The Virginia Department of Transportation (VDOT) has announced a number of rent concessions to residents of the Hunting Towers and Hunting Terrace complexes.
VDOT received verbal approval for the policy changes from the Federal Highway Administration earlier this week. A meeting that was scheduled to take place on Aug. 15, was canceled because federal approval had not yet been obtained. That meeting has now been rescheduled for Thursday, Aug. 22, at which time VDOT will present the new policies to the tenants.
"VDOT HAS adopted these policies which will benefit all residents of the Hunting Tower and Hunting Terrace apartment complexes,” said Renaldo “Nick” Nicholson, VDOT’s Woodrow Wilson replacement bridge project manager.
“With these actions, VDOT hopes to start anew in its relationship with residents by making tangible adjustments in their rents, ensure there is rent equity between longer-term and new tenants, and reflect the reality that construction has an impact on the livability of the complex.”
According to a fact sheet that was prepared by VDOT, rents will be rolled back to the level at which they existed when VDOT purchased the properties in November 2001.
Tenants whose rent has increased since that time will receive refunds of amounts that were paid above and beyond this level between December 2001 and August 2002. Rents will also be capped at the December 1, 2001, level until the first quarter of 2005, at which time the situation will be reassessed.
TO ADDRESS rent equity, VDOT will reduce long-term tenants’ rents by the amount of the incentive that is, or was being offered to new tenants. This will apply to types of apartments where vacancy rates have been particularly high. This will be offered only to tenants who are willing to sign new one-year leases and a waiver acknowledging that the buildings are part of an ongoing construction project.
Ardith Dentzer is the president of the Hunting Towers Hunting Terrace Tenants Association. The group has worked with VDOT concerning these issues since April.
“I have not had an opportunity to study these policy changes adequately, so it is a little hard for me to comment,” Dentzer said. “However, my initial reaction is that I am very glad that VDOT is willing to make these changes, but I don’t think they go far enough. Those whose rents were increased in October 2001, for example, will not reap the benefits of the rent rollback to November.

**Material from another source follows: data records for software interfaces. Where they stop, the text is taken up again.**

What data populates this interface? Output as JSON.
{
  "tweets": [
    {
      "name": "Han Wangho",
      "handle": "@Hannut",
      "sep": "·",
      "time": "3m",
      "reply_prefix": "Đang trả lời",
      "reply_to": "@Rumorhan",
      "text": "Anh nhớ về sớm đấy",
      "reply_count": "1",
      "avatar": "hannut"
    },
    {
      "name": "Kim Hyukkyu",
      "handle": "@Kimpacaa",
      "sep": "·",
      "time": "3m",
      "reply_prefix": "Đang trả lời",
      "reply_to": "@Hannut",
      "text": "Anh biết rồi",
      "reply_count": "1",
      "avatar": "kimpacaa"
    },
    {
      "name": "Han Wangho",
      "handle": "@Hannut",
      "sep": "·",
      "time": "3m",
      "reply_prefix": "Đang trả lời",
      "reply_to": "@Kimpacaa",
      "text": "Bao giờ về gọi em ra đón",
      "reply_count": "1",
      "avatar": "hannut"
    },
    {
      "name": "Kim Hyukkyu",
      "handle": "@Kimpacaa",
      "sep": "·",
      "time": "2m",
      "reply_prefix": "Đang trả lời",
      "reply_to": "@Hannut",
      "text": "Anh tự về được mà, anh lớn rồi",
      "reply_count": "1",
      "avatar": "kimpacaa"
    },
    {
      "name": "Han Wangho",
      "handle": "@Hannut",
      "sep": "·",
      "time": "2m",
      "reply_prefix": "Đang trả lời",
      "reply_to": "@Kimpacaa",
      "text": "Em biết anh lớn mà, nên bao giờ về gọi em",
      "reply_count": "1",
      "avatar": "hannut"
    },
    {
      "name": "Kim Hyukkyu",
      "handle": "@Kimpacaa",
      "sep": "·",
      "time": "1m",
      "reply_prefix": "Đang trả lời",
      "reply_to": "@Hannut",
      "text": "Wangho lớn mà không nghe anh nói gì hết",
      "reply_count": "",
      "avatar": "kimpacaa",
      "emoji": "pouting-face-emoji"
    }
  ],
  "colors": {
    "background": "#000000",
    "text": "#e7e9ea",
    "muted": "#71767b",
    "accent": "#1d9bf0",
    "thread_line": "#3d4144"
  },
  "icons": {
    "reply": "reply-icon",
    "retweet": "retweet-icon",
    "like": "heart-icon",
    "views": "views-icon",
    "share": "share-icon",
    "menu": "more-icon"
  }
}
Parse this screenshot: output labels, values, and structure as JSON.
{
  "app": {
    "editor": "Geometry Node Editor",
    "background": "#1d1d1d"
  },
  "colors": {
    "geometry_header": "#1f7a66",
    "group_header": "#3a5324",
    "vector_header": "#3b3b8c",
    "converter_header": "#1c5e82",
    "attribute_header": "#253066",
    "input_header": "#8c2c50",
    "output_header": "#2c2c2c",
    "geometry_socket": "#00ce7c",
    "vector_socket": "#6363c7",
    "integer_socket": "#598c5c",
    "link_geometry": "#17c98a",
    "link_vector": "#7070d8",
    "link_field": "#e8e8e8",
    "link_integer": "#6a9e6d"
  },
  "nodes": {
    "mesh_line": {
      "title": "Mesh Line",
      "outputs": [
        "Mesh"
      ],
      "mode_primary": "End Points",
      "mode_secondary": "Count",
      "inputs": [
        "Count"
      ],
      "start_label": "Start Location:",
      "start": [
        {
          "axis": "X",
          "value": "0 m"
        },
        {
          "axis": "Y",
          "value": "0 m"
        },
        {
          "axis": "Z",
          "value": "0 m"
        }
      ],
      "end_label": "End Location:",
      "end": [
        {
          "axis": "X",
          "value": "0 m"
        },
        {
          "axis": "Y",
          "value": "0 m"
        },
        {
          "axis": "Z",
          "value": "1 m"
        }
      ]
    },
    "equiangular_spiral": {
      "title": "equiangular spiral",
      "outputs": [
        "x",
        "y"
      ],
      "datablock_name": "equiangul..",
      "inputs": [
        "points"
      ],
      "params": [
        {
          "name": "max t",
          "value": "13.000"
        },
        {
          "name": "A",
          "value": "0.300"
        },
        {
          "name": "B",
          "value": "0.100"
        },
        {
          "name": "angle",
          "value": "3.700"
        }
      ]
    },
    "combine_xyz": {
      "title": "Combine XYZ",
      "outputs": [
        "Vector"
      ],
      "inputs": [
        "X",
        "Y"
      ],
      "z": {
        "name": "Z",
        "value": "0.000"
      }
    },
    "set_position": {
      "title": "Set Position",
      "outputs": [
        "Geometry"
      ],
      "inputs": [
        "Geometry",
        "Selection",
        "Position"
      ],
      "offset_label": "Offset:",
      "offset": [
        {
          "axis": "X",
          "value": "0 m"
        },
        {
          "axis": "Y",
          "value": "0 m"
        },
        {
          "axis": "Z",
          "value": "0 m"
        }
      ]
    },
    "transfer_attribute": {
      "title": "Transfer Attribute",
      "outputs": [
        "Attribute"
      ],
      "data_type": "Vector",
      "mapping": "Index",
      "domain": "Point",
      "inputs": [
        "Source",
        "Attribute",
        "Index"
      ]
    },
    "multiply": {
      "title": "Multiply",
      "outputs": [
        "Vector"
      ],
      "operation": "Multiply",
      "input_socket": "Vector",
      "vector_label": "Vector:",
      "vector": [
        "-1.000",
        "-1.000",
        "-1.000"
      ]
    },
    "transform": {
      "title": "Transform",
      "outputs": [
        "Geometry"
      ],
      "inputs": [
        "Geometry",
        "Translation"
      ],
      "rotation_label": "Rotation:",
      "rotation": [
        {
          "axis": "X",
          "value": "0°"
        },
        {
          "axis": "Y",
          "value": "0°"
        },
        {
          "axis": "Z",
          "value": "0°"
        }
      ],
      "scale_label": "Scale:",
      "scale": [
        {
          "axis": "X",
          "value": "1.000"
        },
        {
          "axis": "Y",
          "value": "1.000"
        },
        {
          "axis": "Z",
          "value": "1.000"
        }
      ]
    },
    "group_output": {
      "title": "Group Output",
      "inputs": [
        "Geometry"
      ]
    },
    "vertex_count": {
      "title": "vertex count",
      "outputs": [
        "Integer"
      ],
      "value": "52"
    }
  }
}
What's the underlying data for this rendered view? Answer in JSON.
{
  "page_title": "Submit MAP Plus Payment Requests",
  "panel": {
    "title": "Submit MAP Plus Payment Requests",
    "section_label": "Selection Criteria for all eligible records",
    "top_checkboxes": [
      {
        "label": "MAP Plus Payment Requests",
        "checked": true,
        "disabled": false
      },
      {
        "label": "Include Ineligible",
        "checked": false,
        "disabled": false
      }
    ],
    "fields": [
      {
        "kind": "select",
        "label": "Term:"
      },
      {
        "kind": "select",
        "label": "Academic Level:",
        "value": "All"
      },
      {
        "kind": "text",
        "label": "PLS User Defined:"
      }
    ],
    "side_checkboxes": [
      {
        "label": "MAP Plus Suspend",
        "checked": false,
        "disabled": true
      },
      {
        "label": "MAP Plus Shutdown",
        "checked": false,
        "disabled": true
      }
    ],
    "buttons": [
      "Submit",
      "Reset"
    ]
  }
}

"Also, the issue of rent equity is still not resolved in my mind. I have a number of long-term tenants who are paying a lot more than new tenants because Kay Management raised the rents so precipitously before VDOT bought the property. That still needs to be addressed.”
DENTZER WAS TO HAVE MET with her executive board before the Aug. 22 meeting to discuss the changes. “I feel really caught betwixt and between,” Dentzer said. “On the one hand, I understand the state’s precarious economic position and don’t want to add to the problem. On the other hand, the tenants here are suffering economically, as well. Perhaps if VDOT took away some of the layers of management of the buildings, they could pass on more of that savings to us.
"We have three landlords – VDOT, Potomac Crossing and Kay Management, all of whom are being paid out of taxpayer dollars. There are too many hands in the pot, and it certainly isn’t making the buildings better.”
City officials who have been advocating for these changes had also not seen the new policies.
“I heard that the Federal Highway Administration had approved the changes but haven’t seen anything formal,” said Mayor Kerry J. Donley. He plans to attend the meeting on Thursday.